- [WHAT IS NEEDED]:
Set down the entries once more, exactly as they are written.

(Dataset rows describing interfaces)
★ ★ ★ ★

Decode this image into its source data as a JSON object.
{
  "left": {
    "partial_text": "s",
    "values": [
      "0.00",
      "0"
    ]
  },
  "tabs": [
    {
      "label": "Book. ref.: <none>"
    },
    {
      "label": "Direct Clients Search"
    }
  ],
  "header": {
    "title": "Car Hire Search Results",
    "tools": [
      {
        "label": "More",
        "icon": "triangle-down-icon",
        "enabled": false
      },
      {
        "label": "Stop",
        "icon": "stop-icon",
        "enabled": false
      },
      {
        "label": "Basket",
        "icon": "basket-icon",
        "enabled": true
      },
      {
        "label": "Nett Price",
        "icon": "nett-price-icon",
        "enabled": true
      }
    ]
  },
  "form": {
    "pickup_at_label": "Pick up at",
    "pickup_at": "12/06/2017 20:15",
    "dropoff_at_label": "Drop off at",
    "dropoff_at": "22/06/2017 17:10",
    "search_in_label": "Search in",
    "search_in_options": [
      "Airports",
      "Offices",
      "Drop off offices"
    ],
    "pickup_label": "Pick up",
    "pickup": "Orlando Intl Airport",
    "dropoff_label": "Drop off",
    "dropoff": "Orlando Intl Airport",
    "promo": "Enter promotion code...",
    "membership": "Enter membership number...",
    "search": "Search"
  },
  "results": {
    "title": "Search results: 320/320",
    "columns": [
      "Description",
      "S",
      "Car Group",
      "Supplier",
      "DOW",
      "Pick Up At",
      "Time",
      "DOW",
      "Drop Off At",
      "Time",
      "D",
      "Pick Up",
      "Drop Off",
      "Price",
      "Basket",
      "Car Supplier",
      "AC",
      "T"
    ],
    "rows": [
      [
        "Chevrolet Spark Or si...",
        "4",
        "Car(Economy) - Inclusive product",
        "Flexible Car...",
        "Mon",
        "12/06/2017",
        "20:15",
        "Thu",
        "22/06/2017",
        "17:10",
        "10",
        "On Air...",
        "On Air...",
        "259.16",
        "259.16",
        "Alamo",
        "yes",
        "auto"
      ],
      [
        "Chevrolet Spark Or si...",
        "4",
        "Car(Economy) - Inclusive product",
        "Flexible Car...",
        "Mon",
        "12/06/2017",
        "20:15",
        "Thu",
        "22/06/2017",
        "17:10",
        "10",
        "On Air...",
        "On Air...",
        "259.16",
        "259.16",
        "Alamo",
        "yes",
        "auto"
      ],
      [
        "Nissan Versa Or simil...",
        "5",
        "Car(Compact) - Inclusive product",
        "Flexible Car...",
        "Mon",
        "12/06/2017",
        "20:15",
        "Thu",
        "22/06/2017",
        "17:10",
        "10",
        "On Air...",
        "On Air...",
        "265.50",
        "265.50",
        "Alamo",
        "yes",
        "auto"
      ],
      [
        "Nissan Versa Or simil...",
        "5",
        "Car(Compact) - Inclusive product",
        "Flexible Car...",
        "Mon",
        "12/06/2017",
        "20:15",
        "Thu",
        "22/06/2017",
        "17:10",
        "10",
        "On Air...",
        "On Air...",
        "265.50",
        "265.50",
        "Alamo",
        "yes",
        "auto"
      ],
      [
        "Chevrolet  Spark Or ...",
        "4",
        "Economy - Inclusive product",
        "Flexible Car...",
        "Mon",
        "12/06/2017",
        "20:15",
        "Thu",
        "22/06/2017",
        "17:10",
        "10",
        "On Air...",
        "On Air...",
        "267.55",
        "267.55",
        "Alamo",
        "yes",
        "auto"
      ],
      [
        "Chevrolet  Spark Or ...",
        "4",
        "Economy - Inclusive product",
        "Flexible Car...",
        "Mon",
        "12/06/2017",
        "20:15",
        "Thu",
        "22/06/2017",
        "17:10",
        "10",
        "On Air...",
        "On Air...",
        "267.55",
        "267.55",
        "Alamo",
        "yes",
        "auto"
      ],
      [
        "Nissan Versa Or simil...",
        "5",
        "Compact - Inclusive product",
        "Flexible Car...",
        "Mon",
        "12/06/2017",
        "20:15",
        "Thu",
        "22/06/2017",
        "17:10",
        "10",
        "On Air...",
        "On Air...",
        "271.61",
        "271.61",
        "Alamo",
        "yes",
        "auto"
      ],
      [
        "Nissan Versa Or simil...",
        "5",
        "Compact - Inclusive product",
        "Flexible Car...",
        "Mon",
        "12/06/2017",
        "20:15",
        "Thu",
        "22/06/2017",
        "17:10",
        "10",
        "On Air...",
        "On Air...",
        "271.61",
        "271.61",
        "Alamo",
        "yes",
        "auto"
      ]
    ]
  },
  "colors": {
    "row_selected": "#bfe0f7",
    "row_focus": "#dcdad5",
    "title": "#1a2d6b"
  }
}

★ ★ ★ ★

- [ANSWER TO THIS PROBLEM]:
Decode this image into its source data as a JSON object.
{
  "left": {
    "partial_text": "s",
    "values": [
      "0.00",
      "0"
    ]
  },
  "tabs": [
    {
      "label": "Book. ref.: <none>"
    },
    {
      "label": "Direct Clients Search"
    }
  ],
  "header": {
    "title": "Car Hire Search Results",
    "tools": [
      {
        "label": "More",
        "icon": "triangle-down-icon",
        "enabled": false
      },
      {
        "label": "Stop",
        "icon": "stop-icon",
        "enabled": false
      },
      {
        "label": "Basket",
        "icon": "basket-icon",
        "enabled": true
      },
      {
        "label": "Nett Price",
        "icon": "nett-price-icon",
        "enabled": true
      }
    ]
  },
  "form": {
    "pickup_at_label": "Pick up at",
    "pickup_at": "12/06/2017 20:15",
    "dropoff_at_label": "Drop off at",
    "dropoff_at": "22/06/2017 17:10",
    "search_in_label": "Search in",
    "search_in_options": [
      "Airports",
      "Offices",
      "Drop off offices"
    ],
    "pickup_label": "Pick up",
    "pickup": "Orlando Intl Airport",
    "dropoff_label": "Drop off",
    "dropoff": "Orlando Intl Airport",
    "promo": "Enter promotion code...",
    "membership": "Enter membership number...",
    "search": "Search"
  },
  "results": {
    "title": "Search results: 320/320",
    "columns": [
      "Description",
      "S",
      "Car Group",
      "Supplier",
      "DOW",
      "Pick Up At",
      "Time",
      "DOW",
      "Drop Off At",
      "Time",
      "D",
      "Pick Up",
      "Drop Off",
      "Price",
      "Basket",
      "Car Supplier",
      "AC",
      "T"
    ],
    "rows": [
      [
        "Chevrolet Spark Or si...",
        "4",
        "Car(Economy) - Inclusive product",
        "Flexible Car...",
        "Mon",
        "12/06/2017",
        "20:15",
        "Thu",
        "22/06/2017",
        "17:10",
        "10",
        "On Air...",
        "On Air...",
        "259.16",
        "259.16",
        "Alamo",
        "yes",
        "auto"
      ],
      [
        "Chevrolet Spark Or si...",
        "4",
        "Car(Economy) - Inclusive product",
        "Flexible Car...",
        "Mon",
        "12/06/2017",
        "20:15",
        "Thu",
        "22/06/2017",
        "17:10",
        "10",
        "On Air...",
        "On Air...",
        "259.16",
        "259.16",
        "Alamo",
        "yes",
        "auto"
      ],
      [
        "Nissan Versa Or simil...",
        "5",
        "Car(Compact) - Inclusive product",
        "Flexible Car...",
        "Mon",
        "12/06/2017",
        "20:15",
        "Thu",
        "22/06/2017",
        "17:10",
        "10",
        "On Air...",
        "On Air...",
        "265.50",
        "265.50",
        "Alamo",
        "yes",
        "auto"
      ],
      [
        "Nissan Versa Or simil...",
        "5",
        "Car(Compact) - Inclusive product",
        "Flexible Car...",
        "Mon",
        "12/06/2017",
        "20:15",
        "Thu",
        "22/06/2017",
        "17:10",
        "10",
        "On Air...",
        "On Air...",
        "265.50",
        "265.50",
        "Alamo",
        "yes",
        "auto"
      ],
      [
        "Chevrolet  Spark Or ...",
        "4",
        "Economy - Inclusive product",
        "Flexible Car...",
        "Mon",
        "12/06/2017",
        "20:15",
        "Thu",
        "22/06/2017",
        "17:10",
        "10",
        "On Air...",
        "On Air...",
        "267.55",
        "267.55",
        "Alamo",
        "yes",
        "auto"
      ],
      [
        "Chevrolet  Spark Or ...",
        "4",
        "Economy - Inclusive product",
        "Flexible Car...",
        "Mon",
        "12/06/2017",
        "20:15",
        "Thu",
        "22/06/2017",
        "17:10",
        "10",
        "On Air...",
        "On Air...",
        "267.55",
        "267.55",
        "Alamo",
        "yes",
        "auto"
      ],
      [
        "Nissan Versa Or simil...",
        "5",
        "Compact - Inclusive product",
        "Flexible Car...",
        "Mon",
        "12/06/2017",
        "20:15",
        "Thu",
        "22/06/2017",
        "17:10",
        "10",
        "On Air...",
        "On Air...",
        "271.61",
        "271.61",
        "Alamo",
        "yes",
        "auto"
      ],
      [
        "Nissan Versa Or simil...",
        "5",
        "Compact - Inclusive product",
        "Flexible Car...",
        "Mon",
        "12/06/2017",
        "20:15",
        "Thu",
        "22/06/2017",
        "17:10",
        "10",
        "On Air...",
        "On Air...",
        "271.61",
        "271.61",
        "Alamo",
        "yes",
        "auto"
      ]
    ]
  },
  "colors": {
    "row_selected": "#bfe0f7",
    "row_focus": "#dcdad5",
    "title": "#1a2d6b"
  }
}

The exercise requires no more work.